But Arnold did let the cat out of the bag, and highlighted the difference between fan attitude here and there. United supporters over the past year or two have targeted a host of sponsors to the club, either boycotting their products or badmouthing them on the internet in a Gamergate like fashion, hoping to drive them away from the club, and more importantly their money away from the club, to financially distress the whole operation to the point that the Glazers would be forced to sell. It’s something of a fantasy, but you can see the throughline at least. Arnold disabused them of that notion:
Arnold responded: “Does it really? You know what it was like in 2005. Pressure was put on the owners not to buy the club and they bought the club anyway. If you want to think of them that way, they’re rock hard.”
The fan interjected: “They don’t care, I understand that.”
Arnold said: “’Don’t care’ is the wrong word, they’re not frightened of people.”
And that’s the crux of it. The Glazers have enough money to not care what the fans think, even if the fans are the lifeblood of the club, supposedly. And the fans may feel they can chase out the sponsors, but this is MANCHESTER UNITED. There will always be more sponsors, which is exactly why the Glazers bought the team in 2005. Whether the Glazers are geniuses or blithering morons (most would lean toward the latter), this is an operation that is basically too big to fail, though lord knows they’ve tried.
That’s still a sobering thing to hear for fans in the UK and probably around a lot of the world, where clubs aren’t all that far removed from being extensions of the communities and towns they sprang from. It’s wholly unfair to Arnold, who is a genuine fan as well as running the team, that he has to show the stones to talk to the fans while the Glazers hide in a Florida mansion when they’re the problem. But that’s also the job Arnold took.
You can’t help but wonder what English soccer will lose when fans feel they are completely helpless against owners like the Glazers. It’s a feeling we’ve known our entire lives and probably years longer, but that’s the difference in the atmospheres and feeling between American sports and sports elsewhere, isn’t it? It’s why we watch European soccer in greater numbers every year, or at least one reason. To at least witness, if not feel part of, something where the fans feel part of it. Not having it just bestowed upon us by a small group of uber-rich shit demons that would step on our tracheas for another $5 if given the chance.
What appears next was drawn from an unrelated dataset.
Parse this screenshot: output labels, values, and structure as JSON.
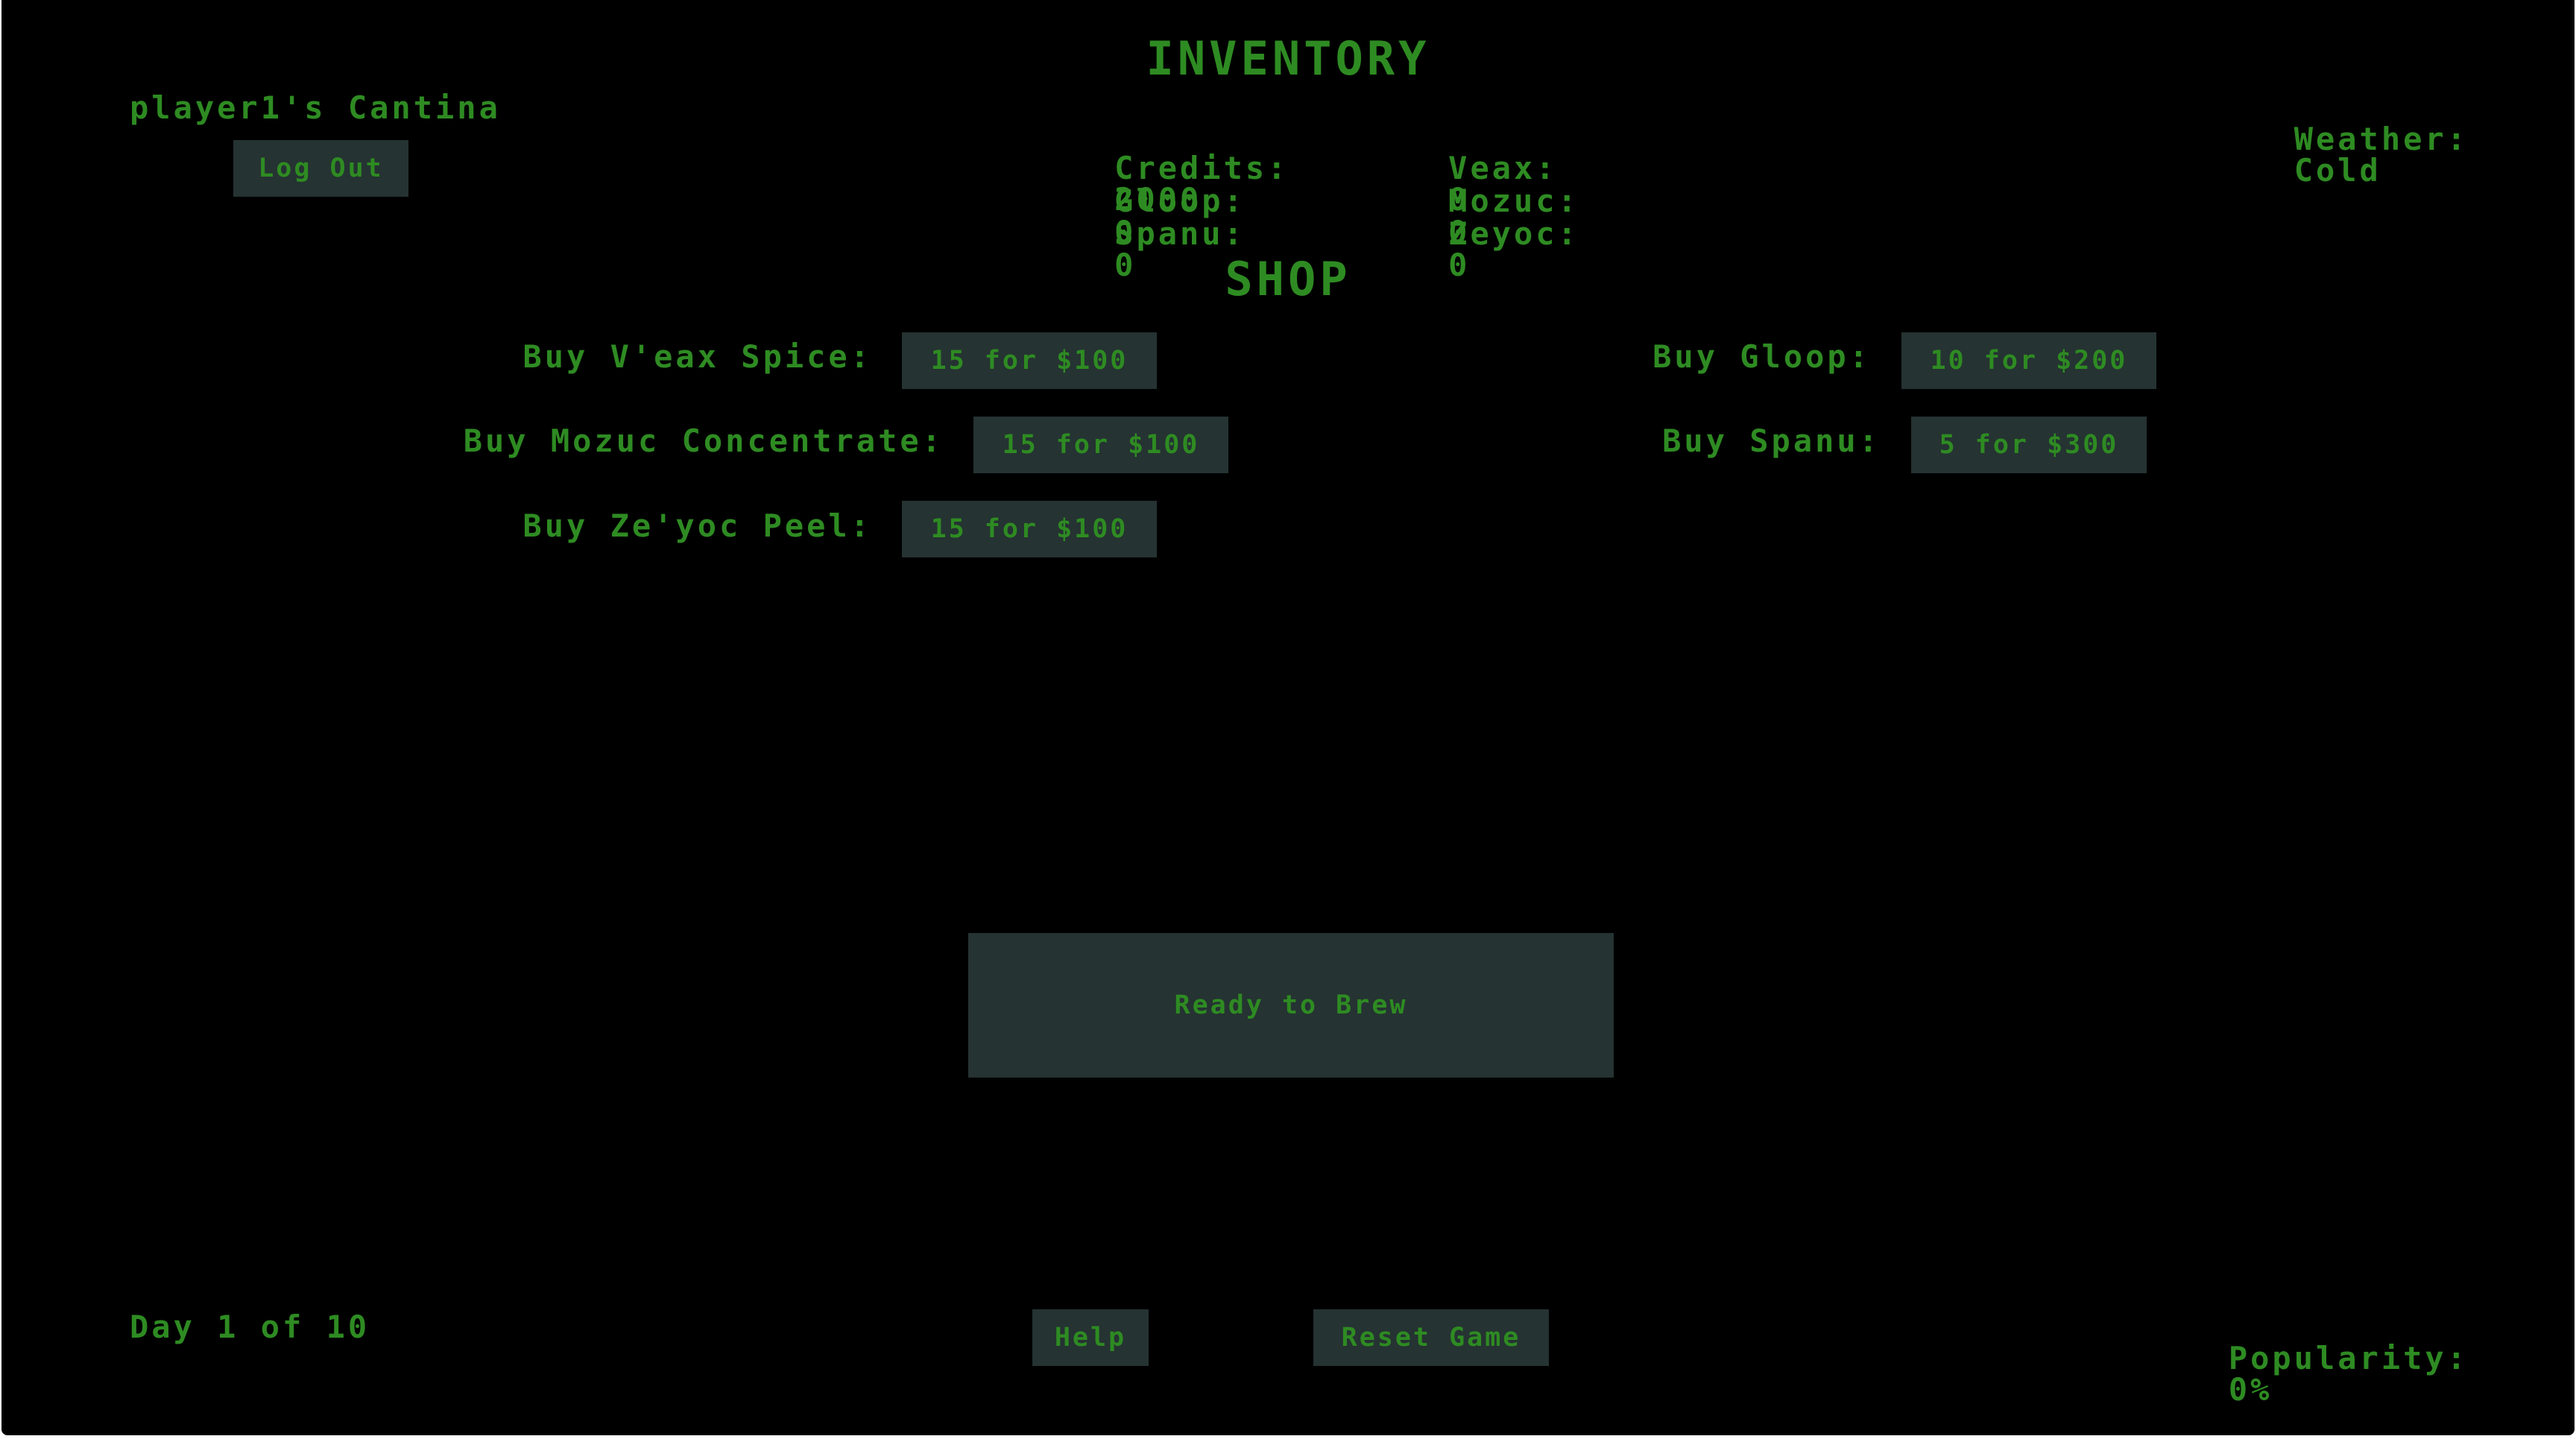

Arnold certainly isn’t wrong and he’s only being honest. And there were only 12 fans or so in the pub. But that message got out, and the Glazers may think silence will be better than the protests they’ve been subjected to for a few years now. But apathy is worse than anger. On the flip side, the bet they made was that the passion that causes fans to organize and storm the stadium, a passion you won’t find here, would keep United a cash cow. They may slander the sponsors on websites but they’ll never show up to Old Trafford. Come the opening of the Premier League season in August, you can be sure there will be 65,000 there.
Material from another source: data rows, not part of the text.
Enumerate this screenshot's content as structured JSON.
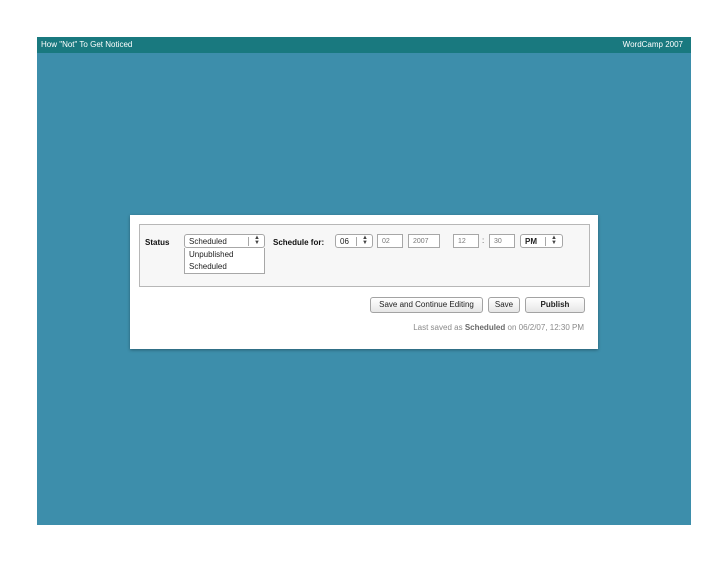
{
  "slide": {
    "title_left": "How \"Not\" To Get Noticed",
    "title_right": "WordCamp 2007",
    "bg_color": "#3d8eab",
    "header_color": "#19797f"
  },
  "form": {
    "status_label": "Status",
    "status_select": {
      "value": "Scheduled",
      "options": [
        "Unpublished",
        "Scheduled"
      ]
    },
    "schedule_label": "Schedule for:",
    "month": "06",
    "day": "02",
    "year": "2007",
    "hour": "12",
    "minute": "30",
    "ampm": "PM",
    "time_separator": ":"
  },
  "actions": {
    "save_continue_label": "Save and Continue Editing",
    "save_label": "Save",
    "publish_label": "Publish"
  },
  "status": {
    "prefix": "Last saved as",
    "state": "Scheduled",
    "suffix": "on 06/2/07, 12:30 PM"
  }
}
Perhaps they’re just not as far along in understanding their passion will be used against them. Even if it’s United, it’ll be sad to watch them and so many more come to accept that. But it will happen.